[Data about app and page elements]
-*-

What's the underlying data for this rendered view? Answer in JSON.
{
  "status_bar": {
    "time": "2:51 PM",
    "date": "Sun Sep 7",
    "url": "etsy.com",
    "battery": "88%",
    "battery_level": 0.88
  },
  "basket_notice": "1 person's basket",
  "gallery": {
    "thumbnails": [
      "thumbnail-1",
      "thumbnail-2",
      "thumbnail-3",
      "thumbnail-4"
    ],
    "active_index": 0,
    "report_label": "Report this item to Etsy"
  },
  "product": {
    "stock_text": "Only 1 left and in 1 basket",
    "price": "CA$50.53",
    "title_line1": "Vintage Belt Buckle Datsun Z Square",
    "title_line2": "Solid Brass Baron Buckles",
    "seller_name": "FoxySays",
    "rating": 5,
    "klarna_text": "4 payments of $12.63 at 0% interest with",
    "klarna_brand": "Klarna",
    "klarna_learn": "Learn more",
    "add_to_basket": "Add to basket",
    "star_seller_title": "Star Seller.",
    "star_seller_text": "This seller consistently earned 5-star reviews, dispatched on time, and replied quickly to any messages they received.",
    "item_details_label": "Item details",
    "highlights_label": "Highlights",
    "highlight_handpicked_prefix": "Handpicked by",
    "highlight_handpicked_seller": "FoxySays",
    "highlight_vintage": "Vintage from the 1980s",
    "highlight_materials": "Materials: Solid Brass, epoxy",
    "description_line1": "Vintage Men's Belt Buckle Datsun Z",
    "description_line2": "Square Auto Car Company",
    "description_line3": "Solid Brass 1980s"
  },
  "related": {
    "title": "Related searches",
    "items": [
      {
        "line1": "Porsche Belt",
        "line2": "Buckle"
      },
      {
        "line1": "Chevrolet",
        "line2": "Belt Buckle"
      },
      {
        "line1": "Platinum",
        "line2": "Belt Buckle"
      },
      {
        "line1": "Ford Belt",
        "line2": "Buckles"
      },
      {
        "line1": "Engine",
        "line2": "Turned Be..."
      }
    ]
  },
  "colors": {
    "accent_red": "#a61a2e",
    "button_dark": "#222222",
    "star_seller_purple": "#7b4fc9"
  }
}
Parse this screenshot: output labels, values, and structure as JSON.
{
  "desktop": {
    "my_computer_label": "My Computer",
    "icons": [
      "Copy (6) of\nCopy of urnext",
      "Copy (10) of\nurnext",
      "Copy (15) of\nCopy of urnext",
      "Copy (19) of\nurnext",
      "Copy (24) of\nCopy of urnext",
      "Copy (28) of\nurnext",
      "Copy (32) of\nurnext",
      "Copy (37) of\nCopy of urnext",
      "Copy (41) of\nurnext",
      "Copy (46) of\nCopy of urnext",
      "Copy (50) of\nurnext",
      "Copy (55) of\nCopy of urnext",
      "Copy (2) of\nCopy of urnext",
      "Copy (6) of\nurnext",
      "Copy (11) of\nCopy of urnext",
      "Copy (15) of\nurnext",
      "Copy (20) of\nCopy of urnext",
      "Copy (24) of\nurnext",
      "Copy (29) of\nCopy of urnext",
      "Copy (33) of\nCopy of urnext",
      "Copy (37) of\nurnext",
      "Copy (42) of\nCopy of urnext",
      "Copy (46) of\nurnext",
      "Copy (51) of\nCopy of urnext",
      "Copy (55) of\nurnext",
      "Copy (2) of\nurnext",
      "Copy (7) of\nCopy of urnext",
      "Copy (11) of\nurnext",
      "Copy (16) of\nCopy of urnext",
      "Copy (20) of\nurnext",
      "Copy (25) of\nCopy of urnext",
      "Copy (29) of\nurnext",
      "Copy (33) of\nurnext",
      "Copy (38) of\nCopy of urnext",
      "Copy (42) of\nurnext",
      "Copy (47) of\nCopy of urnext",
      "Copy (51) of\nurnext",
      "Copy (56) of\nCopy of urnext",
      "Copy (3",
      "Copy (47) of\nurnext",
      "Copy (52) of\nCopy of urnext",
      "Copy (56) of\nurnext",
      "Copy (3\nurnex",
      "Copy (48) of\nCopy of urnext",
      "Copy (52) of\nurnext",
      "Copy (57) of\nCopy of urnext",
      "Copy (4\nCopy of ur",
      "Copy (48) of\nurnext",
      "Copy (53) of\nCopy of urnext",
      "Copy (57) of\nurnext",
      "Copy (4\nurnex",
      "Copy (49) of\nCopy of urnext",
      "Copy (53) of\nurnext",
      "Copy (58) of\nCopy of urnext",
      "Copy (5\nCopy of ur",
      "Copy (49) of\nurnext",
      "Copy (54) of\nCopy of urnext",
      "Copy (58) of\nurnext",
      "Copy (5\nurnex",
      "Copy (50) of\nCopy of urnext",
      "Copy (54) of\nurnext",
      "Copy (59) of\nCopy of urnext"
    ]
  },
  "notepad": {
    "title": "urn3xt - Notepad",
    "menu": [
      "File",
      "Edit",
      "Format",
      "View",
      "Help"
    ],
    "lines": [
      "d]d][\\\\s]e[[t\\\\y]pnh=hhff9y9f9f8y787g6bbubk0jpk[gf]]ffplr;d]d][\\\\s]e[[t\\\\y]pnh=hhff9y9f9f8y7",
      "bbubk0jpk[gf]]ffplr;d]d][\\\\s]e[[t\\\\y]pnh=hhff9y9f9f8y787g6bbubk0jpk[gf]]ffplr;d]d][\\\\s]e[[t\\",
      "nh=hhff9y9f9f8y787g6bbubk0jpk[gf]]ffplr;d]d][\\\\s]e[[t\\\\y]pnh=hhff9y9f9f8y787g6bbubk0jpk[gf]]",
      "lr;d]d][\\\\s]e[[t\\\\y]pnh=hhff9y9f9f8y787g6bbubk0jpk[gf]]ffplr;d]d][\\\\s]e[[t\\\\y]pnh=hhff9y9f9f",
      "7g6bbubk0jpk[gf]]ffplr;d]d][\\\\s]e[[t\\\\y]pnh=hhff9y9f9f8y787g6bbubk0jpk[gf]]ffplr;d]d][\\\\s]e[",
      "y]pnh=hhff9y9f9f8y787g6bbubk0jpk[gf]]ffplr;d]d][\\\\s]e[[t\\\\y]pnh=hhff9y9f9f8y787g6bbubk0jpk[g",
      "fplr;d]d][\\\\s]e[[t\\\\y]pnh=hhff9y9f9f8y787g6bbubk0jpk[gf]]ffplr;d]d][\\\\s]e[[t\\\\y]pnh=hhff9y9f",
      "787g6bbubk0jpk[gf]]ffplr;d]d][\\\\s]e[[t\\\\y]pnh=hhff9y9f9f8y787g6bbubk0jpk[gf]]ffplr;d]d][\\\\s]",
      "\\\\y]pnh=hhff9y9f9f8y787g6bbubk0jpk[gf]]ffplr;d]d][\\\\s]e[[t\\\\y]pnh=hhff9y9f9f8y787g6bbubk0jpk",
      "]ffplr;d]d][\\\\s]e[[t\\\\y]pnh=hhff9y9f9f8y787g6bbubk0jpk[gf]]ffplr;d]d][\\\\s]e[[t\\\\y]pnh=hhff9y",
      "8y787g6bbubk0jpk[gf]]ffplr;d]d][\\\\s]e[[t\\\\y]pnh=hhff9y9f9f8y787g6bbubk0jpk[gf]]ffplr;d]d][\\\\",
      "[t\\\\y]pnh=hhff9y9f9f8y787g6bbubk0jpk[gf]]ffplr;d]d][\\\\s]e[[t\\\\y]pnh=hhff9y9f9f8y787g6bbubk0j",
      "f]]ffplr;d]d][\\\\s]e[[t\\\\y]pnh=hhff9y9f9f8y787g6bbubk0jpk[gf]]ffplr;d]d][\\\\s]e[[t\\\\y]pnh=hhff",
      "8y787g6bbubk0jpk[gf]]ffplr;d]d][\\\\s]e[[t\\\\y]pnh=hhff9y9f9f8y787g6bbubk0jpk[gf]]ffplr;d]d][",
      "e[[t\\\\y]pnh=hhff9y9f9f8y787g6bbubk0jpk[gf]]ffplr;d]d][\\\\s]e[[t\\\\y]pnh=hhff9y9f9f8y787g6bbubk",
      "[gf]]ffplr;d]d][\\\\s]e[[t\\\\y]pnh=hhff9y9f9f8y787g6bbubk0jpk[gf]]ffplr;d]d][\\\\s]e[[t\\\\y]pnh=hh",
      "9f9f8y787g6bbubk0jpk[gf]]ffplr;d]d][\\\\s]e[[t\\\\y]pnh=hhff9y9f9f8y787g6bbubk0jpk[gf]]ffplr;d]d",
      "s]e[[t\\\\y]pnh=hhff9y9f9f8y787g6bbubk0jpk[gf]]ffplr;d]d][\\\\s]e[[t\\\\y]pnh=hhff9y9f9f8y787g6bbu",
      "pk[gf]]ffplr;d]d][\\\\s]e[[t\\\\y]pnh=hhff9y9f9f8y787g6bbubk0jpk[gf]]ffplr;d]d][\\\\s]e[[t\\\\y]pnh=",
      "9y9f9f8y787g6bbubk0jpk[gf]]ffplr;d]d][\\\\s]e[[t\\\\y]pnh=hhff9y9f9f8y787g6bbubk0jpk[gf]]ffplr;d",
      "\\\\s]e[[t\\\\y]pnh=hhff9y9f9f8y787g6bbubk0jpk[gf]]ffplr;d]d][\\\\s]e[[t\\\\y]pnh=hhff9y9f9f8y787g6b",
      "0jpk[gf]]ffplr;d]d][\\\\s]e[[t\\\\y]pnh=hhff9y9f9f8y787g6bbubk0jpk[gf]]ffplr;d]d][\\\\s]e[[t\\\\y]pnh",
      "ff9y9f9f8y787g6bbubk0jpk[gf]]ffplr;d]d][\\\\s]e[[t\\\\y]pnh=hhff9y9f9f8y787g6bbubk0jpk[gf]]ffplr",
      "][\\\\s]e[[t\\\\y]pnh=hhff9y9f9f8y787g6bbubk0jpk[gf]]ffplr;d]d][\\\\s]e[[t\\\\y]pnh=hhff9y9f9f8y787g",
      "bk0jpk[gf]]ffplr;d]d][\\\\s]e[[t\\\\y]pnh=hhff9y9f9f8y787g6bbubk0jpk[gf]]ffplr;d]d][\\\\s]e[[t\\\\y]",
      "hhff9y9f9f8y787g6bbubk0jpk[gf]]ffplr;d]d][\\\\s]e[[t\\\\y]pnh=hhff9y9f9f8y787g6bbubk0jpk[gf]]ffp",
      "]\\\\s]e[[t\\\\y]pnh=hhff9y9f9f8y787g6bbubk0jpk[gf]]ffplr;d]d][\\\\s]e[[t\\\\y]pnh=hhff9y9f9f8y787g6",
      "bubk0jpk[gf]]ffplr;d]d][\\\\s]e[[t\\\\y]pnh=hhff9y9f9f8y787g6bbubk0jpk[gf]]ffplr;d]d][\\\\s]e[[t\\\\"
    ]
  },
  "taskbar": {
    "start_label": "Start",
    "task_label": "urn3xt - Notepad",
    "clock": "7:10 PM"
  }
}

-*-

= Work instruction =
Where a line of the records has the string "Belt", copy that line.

= Solution to this exercise =
    "title_line1": "Vintage Belt Buckle Datsun Z Square",
    "description_line1": "Vintage Men's Belt Buckle Datsun Z",
        "line1": "Porsche Belt",
        "line2": "Belt Buckle"
        "line2": "Belt Buckle"
        "line1": "Ford Belt",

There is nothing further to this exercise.